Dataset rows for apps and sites
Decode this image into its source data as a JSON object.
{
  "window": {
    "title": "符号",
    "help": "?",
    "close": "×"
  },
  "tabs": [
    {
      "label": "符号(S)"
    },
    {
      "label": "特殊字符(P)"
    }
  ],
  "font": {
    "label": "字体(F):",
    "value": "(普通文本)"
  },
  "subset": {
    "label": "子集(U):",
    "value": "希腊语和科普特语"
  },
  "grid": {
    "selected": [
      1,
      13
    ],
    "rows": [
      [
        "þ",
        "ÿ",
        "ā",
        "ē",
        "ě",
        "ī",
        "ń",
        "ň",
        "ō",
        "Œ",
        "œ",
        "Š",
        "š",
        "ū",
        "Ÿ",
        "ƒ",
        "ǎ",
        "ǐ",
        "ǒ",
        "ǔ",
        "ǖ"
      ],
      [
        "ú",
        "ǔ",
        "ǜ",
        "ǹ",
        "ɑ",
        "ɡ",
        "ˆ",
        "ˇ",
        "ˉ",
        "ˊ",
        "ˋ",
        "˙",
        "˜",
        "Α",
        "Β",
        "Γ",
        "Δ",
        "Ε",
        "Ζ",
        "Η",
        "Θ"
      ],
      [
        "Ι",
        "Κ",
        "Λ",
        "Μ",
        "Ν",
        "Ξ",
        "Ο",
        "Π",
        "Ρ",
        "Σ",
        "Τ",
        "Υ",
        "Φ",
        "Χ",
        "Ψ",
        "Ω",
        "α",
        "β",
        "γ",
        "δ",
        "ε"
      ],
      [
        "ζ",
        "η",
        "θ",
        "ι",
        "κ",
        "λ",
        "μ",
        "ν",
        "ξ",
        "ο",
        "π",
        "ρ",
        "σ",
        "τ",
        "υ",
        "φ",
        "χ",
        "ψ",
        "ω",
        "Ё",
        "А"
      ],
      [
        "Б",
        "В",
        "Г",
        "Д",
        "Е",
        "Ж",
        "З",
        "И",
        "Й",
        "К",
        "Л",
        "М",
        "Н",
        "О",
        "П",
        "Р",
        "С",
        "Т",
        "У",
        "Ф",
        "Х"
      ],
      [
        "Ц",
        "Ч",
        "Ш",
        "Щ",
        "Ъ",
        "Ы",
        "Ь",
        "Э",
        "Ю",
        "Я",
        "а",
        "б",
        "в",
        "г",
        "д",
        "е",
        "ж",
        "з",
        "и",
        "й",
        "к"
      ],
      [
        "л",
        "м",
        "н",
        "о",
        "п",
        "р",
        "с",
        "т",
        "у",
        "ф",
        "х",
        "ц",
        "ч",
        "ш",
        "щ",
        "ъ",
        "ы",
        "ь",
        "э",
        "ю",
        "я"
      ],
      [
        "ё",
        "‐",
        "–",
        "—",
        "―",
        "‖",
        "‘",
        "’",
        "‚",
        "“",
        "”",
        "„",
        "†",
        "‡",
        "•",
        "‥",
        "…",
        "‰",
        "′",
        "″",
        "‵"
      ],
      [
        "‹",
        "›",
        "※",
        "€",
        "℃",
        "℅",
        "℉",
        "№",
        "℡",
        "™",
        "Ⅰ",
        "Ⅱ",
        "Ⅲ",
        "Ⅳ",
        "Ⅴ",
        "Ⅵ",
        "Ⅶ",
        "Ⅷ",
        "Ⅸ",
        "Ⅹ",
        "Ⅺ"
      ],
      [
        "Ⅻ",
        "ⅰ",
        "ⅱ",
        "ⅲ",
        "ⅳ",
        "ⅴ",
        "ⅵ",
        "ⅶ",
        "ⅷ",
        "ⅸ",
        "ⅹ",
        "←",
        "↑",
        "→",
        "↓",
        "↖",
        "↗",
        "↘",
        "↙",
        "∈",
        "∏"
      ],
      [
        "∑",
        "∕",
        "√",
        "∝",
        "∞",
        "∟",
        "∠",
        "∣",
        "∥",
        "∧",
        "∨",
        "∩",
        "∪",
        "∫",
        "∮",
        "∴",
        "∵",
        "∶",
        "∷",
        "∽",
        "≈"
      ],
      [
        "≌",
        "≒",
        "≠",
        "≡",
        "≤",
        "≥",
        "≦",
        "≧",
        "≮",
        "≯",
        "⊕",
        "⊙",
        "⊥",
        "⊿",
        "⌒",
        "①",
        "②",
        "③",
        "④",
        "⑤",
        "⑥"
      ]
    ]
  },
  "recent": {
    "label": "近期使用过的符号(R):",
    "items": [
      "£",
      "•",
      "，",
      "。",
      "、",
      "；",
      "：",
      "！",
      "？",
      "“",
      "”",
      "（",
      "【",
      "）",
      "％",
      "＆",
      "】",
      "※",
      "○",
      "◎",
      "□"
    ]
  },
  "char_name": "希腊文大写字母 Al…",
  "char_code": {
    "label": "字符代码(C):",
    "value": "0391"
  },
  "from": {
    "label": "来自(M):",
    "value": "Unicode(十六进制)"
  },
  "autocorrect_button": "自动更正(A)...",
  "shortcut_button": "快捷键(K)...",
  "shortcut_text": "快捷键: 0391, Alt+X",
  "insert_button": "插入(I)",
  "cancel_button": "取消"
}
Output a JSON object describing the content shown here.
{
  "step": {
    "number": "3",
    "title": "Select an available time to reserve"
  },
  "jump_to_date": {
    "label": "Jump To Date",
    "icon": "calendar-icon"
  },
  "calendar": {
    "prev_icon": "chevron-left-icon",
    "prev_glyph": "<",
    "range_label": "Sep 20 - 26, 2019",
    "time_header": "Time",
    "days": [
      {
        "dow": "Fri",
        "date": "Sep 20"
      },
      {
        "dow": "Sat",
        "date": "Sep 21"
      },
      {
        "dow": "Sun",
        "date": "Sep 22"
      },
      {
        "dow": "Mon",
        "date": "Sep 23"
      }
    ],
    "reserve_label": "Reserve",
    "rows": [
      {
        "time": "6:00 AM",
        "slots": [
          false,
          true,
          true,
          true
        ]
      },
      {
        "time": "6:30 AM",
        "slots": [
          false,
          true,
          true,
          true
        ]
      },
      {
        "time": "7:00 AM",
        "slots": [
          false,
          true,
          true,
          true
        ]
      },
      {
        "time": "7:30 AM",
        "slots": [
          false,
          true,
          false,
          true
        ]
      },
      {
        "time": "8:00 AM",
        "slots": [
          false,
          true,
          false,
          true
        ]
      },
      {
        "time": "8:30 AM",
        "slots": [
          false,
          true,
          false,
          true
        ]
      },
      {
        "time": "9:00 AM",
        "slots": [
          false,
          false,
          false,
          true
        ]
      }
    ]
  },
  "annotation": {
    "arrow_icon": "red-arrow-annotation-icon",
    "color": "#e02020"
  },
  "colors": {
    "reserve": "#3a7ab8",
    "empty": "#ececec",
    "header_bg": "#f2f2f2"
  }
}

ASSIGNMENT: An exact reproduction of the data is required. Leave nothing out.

SOLUTION FOR THIS PROBLEM:
Decode this image into its source data as a JSON object.
{
  "window": {
    "title": "符号",
    "help": "?",
    "close": "×"
  },
  "tabs": [
    {
      "label": "符号(S)"
    },
    {
      "label": "特殊字符(P)"
    }
  ],
  "font": {
    "label": "字体(F):",
    "value": "(普通文本)"
  },
  "subset": {
    "label": "子集(U):",
    "value": "希腊语和科普特语"
  },
  "grid": {
    "selected": [
      1,
      13
    ],
    "rows": [
      [
        "þ",
        "ÿ",
        "ā",
        "ē",
        "ě",
        "ī",
        "ń",
        "ň",
        "ō",
        "Œ",
        "œ",
        "Š",
        "š",
        "ū",
        "Ÿ",
        "ƒ",
        "ǎ",
        "ǐ",
        "ǒ",
        "ǔ",
        "ǖ"
      ],
      [
        "ú",
        "ǔ",
        "ǜ",
        "ǹ",
        "ɑ",
        "ɡ",
        "ˆ",
        "ˇ",
        "ˉ",
        "ˊ",
        "ˋ",
        "˙",
        "˜",
        "Α",
        "Β",
        "Γ",
        "Δ",
        "Ε",
        "Ζ",
        "Η",
        "Θ"
      ],
      [
        "Ι",
        "Κ",
        "Λ",
        "Μ",
        "Ν",
        "Ξ",
        "Ο",
        "Π",
        "Ρ",
        "Σ",
        "Τ",
        "Υ",
        "Φ",
        "Χ",
        "Ψ",
        "Ω",
        "α",
        "β",
        "γ",
        "δ",
        "ε"
      ],
      [
        "ζ",
        "η",
        "θ",
        "ι",
        "κ",
        "λ",
        "μ",
        "ν",
        "ξ",
        "ο",
        "π",
        "ρ",
        "σ",
        "τ",
        "υ",
        "φ",
        "χ",
        "ψ",
        "ω",
        "Ё",
        "А"
      ],
      [
        "Б",
        "В",
        "Г",
        "Д",
        "Е",
        "Ж",
        "З",
        "И",
        "Й",
        "К",
        "Л",
        "М",
        "Н",
        "О",
        "П",
        "Р",
        "С",
        "Т",
        "У",
        "Ф",
        "Х"
      ],
      [
        "Ц",
        "Ч",
        "Ш",
        "Щ",
        "Ъ",
        "Ы",
        "Ь",
        "Э",
        "Ю",
        "Я",
        "а",
        "б",
        "в",
        "г",
        "д",
        "е",
        "ж",
        "з",
        "и",
        "й",
        "к"
      ],
      [
        "л",
        "м",
        "н",
        "о",
        "п",
        "р",
        "с",
        "т",
        "у",
        "ф",
        "х",
        "ц",
        "ч",
        "ш",
        "щ",
        "ъ",
        "ы",
        "ь",
        "э",
        "ю",
        "я"
      ],
      [
        "ё",
        "‐",
        "–",
        "—",
        "―",
        "‖",
        "‘",
        "’",
        "‚",
        "“",
        "”",
        "„",
        "†",
        "‡",
        "•",
        "‥",
        "…",
        "‰",
        "′",
        "″",
        "‵"
      ],
      [
        "‹",
        "›",
        "※",
        "€",
        "℃",
        "℅",
        "℉",
        "№",
        "℡",
        "™",
        "Ⅰ",
        "Ⅱ",
        "Ⅲ",
        "Ⅳ",
        "Ⅴ",
        "Ⅵ",
        "Ⅶ",
        "Ⅷ",
        "Ⅸ",
        "Ⅹ",
        "Ⅺ"
      ],
      [
        "Ⅻ",
        "ⅰ",
        "ⅱ",
        "ⅲ",
        "ⅳ",
        "ⅴ",
        "ⅵ",
        "ⅶ",
        "ⅷ",
        "ⅸ",
        "ⅹ",
        "←",
        "↑",
        "→",
        "↓",
        "↖",
        "↗",
        "↘",
        "↙",
        "∈",
        "∏"
      ],
      [
        "∑",
        "∕",
        "√",
        "∝",
        "∞",
        "∟",
        "∠",
        "∣",
        "∥",
        "∧",
        "∨",
        "∩",
        "∪",
        "∫",
        "∮",
        "∴",
        "∵",
        "∶",
        "∷",
        "∽",
        "≈"
      ],
      [
        "≌",
        "≒",
        "≠",
        "≡",
        "≤",
        "≥",
        "≦",
        "≧",
        "≮",
        "≯",
        "⊕",
        "⊙",
        "⊥",
        "⊿",
        "⌒",
        "①",
        "②",
        "③",
        "④",
        "⑤",
        "⑥"
      ]
    ]
  },
  "recent": {
    "label": "近期使用过的符号(R):",
    "items": [
      "£",
      "•",
      "，",
      "。",
      "、",
      "；",
      "：",
      "！",
      "？",
      "“",
      "”",
      "（",
      "【",
      "）",
      "％",
      "＆",
      "】",
      "※",
      "○",
      "◎",
      "□"
    ]
  },
  "char_name": "希腊文大写字母 Al…",
  "char_code": {
    "label": "字符代码(C):",
    "value": "0391"
  },
  "from": {
    "label": "来自(M):",
    "value": "Unicode(十六进制)"
  },
  "autocorrect_button": "自动更正(A)...",
  "shortcut_button": "快捷键(K)...",
  "shortcut_text": "快捷键: 0391, Alt+X",
  "insert_button": "插入(I)",
  "cancel_button": "取消"
}
Output a JSON object describing the content shown here.
{
  "step": {
    "number": "3",
    "title": "Select an available time to reserve"
  },
  "jump_to_date": {
    "label": "Jump To Date",
    "icon": "calendar-icon"
  },
  "calendar": {
    "prev_icon": "chevron-left-icon",
    "prev_glyph": "<",
    "range_label": "Sep 20 - 26, 2019",
    "time_header": "Time",
    "days": [
      {
        "dow": "Fri",
        "date": "Sep 20"
      },
      {
        "dow": "Sat",
        "date": "Sep 21"
      },
      {
        "dow": "Sun",
        "date": "Sep 22"
      },
      {
        "dow": "Mon",
        "date": "Sep 23"
      }
    ],
    "reserve_label": "Reserve",
    "rows": [
      {
        "time": "6:00 AM",
        "slots": [
          false,
          true,
          true,
          true
        ]
      },
      {
        "time": "6:30 AM",
        "slots": [
          false,
          true,
          true,
          true
        ]
      },
      {
        "time": "7:00 AM",
        "slots": [
          false,
          true,
          true,
          true
        ]
      },
      {
        "time": "7:30 AM",
        "slots": [
          false,
          true,
          false,
          true
        ]
      },
      {
        "time": "8:00 AM",
        "slots": [
          false,
          true,
          false,
          true
        ]
      },
      {
        "time": "8:30 AM",
        "slots": [
          false,
          true,
          false,
          true
        ]
      },
      {
        "time": "9:00 AM",
        "slots": [
          false,
          false,
          false,
          true
        ]
      }
    ]
  },
  "annotation": {
    "arrow_icon": "red-arrow-annotation-icon",
    "color": "#e02020"
  },
  "colors": {
    "reserve": "#3a7ab8",
    "empty": "#ececec",
    "header_bg": "#f2f2f2"
  }
}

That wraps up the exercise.